Archive for June, 2021

Or, at Least One Modified Pantser

A meme has recently started going around in writer’s groups on social media:

There are three kinds of writers:

  1. Those who plot their stories.
  2. Those who discover their plot along the way.
  3. Those who know what will happen but their book is a bit feral still, needs a bath, has bitten and will bite again.

That wording for the third group is perhaps a little bit strong. I call myself a modified pantser and I think most of us in the middle have probably developed a few tactics for taming that feral story.

All of us have to find the process that works best for us, individually. Usually by trial and error. I’ve certainly been no exception to that.

The first novel I wrote (not counting that thing I wrote in college), I outlined. It’s been a while so I can’t remember exactly why. Probably I thought you were supposed to. Part way through, I noticed that I was spending a significant part of my writing time revising the outline as the story grew and changed in my imagination.

This is also the first story in which I had to deal with a full rebellion by one of my characters. I reached a scene, called for in the outline, and I just could not write it. After a couple of days of thinking about it, I realized that the problem was that the character just would not do what the outline called for. It was out of character for him. But, with or without the outline, I needed him to in order to get where I wanted the story to go. The solution, eventually, was to change the situation enough that the character would see doing what I needed him to do as for the greater good—and, bonus points for torturing my characters, still be very unhappy about it.

I also outlined the next novel. When that story diverged from the outline fairly early on, I closed the outline and just kept writing.

I did not outline my third novel. I was literally writing the last few pages when I looked up and said to myself, “But it doesn’t come out to a story.” I knew instinctively that something was missing. It took me an embarrassingly long time to figure out what because I wasn’t grounded enough in the craft yet. The problem was that the story wasn’t really centered around a story problem. The problem was there, but it wasn’t . . . featured, I guess is the best way to put. It didn’t create turning points (plot points) in the story. Once I realized that, it was easy enough to fix.

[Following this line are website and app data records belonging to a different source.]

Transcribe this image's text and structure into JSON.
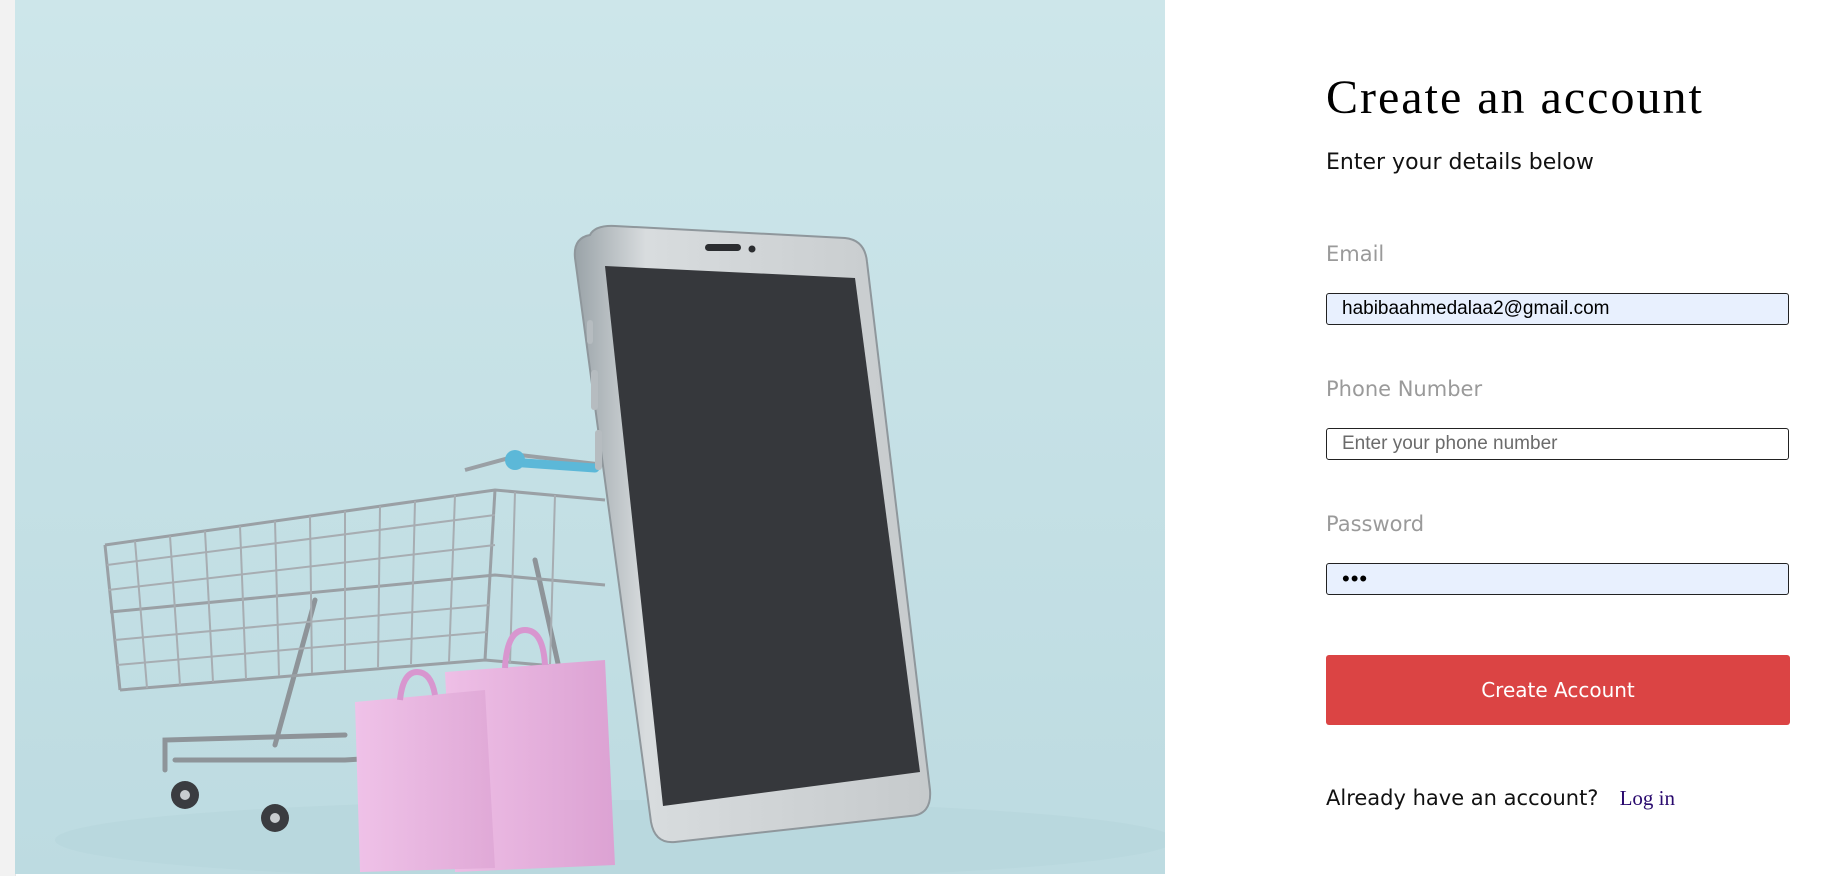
{
  "hero": {
    "alt": "Shopping cart with smartphone and pink shopping bags",
    "colors": {
      "background": "#c9e4e9",
      "screen": "#36383c",
      "phone_frame": "#c9cdd0",
      "bags": "#e8b7e0",
      "cart_metal": "#8e9499",
      "cart_handle": "#5cb8d8"
    }
  },
  "form": {
    "title": "Create an account",
    "subtitle": "Enter your details below",
    "email": {
      "label": "Email",
      "value": "habibaahmedalaa2@gmail.com",
      "placeholder": ""
    },
    "phone": {
      "label": "Phone Number",
      "value": "",
      "placeholder": "Enter your phone number"
    },
    "password": {
      "label": "Password",
      "value": "•••",
      "placeholder": ""
    },
    "submit_label": "Create Account",
    "login_prompt": "Already have an account?",
    "login_link": "Log in"
  },
  "colors": {
    "accent": "#db4444",
    "autofill_bg": "#e8f0fe",
    "label_gray": "#9a9a9a",
    "link": "#2a0a6e"
  }
}
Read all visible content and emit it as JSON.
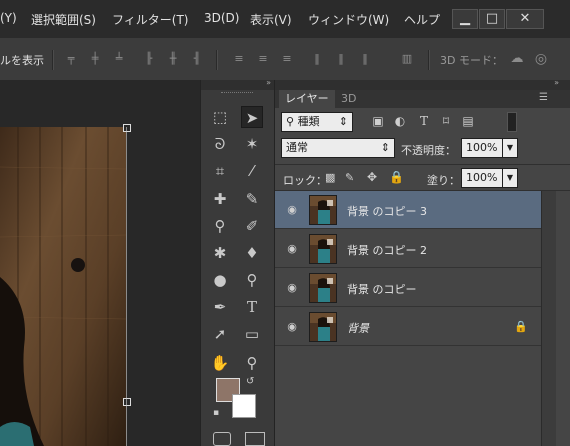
{
  "menu": {
    "items": [
      {
        "label": "(Y)"
      },
      {
        "label": "選択範囲(S)"
      },
      {
        "label": "フィルター(T)"
      },
      {
        "label": "3D(D)"
      },
      {
        "label": "表示(V)"
      },
      {
        "label": "ウィンドウ(W)"
      },
      {
        "label": "ヘルプ"
      }
    ],
    "window_controls": {
      "minimize": "▁",
      "maximize": "□",
      "close": "✕"
    }
  },
  "options_bar": {
    "show_transform_label": "ルを表示",
    "mode_label": "3D モード："
  },
  "layers_panel": {
    "tabs": [
      {
        "label": "レイヤー"
      },
      {
        "label": "3D"
      }
    ],
    "filter": {
      "kind_label": "種類",
      "kind_icon": "search-icon"
    },
    "blend_mode": "通常",
    "opacity_label": "不透明度：",
    "opacity_value": "100%",
    "lock_label": "ロック：",
    "fill_label": "塗り：",
    "fill_value": "100%",
    "layers": [
      {
        "name": "背景 のコピー 3",
        "selected": true,
        "locked": false
      },
      {
        "name": "背景 のコピー 2",
        "selected": false,
        "locked": false
      },
      {
        "name": "背景 のコピー",
        "selected": false,
        "locked": false
      },
      {
        "name": "背景",
        "selected": false,
        "locked": true
      }
    ]
  },
  "toolbox": {
    "foreground_color": "#8e7568",
    "background_color": "#ffffff"
  },
  "colors": {
    "selected_layer": "#5a6b80",
    "panel_bg": "#454545",
    "menubar_bg": "#2b2b2b"
  }
}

So, by this point, I’d demonstrated that outlines don’t really work for me. I’m not a plotter. But, neither does just plunging in and winging it—the stereotype of the pantser. And so my process evolved. I need to have signposts along the way—the major plot points like the inciting incident, the key event, the mid-point, and the climax. This helps to keep me from veering off too far (something that did happen in the third novel) and also helps to keep the story problem central to what my characters are doing. But it leaves me free to just let what happens in between flow naturally for my characters.

I also, now, tend to have at least chapter headings and a few notes set up for maybe three to five chapters ahead of where I’m currently working. Things like which character will have the viewpoint and a couple of sentences about what will happen in that chapter. Maybe a snatch of dialogue that came to me while I was washing dishes or walking the dog. In my current WIP, maybe a couple of research notes copied in for easy reference. This isn’t an outline. More like the headlights illuminating just enough of the road ahead. This usually works for me, but occasionally a story will require more—or less—structure to work. As my dog agility instructor used to tell us, “You have to be rigid about being flexible.”

Read Full Post »

I’ve been thinking about the writing process—especially my writing process lately. We usually divide writers into Plotters and Pantsers, but the real world is rarely that black and white.

Plotters outline their stories, sometimes extensively, before they ever put Chapter One at the top of a page. Their characters may be built to fit the plot and, some would say, they tend to create plot-driven stories.

Pantsers, on the other hand, are said to write by the seat of their pants, discovering the plot as they go along. A pantser’s characters are more likely to lead them off script—or, at least, be more likely to be allowed to go off script. The result is often a character-driven story.

G. R. R. Martin likened it to the difference between architects and gardeners. An architect plans the rooms and where the windows and doors will be before starting to build. A gardener plants a seed and watches what grows.

But the real world is rarely that simple and there is a whole continuum of writing processes between the two extremes. I’d venture to say most writers are somewhere between.

Read Full Post »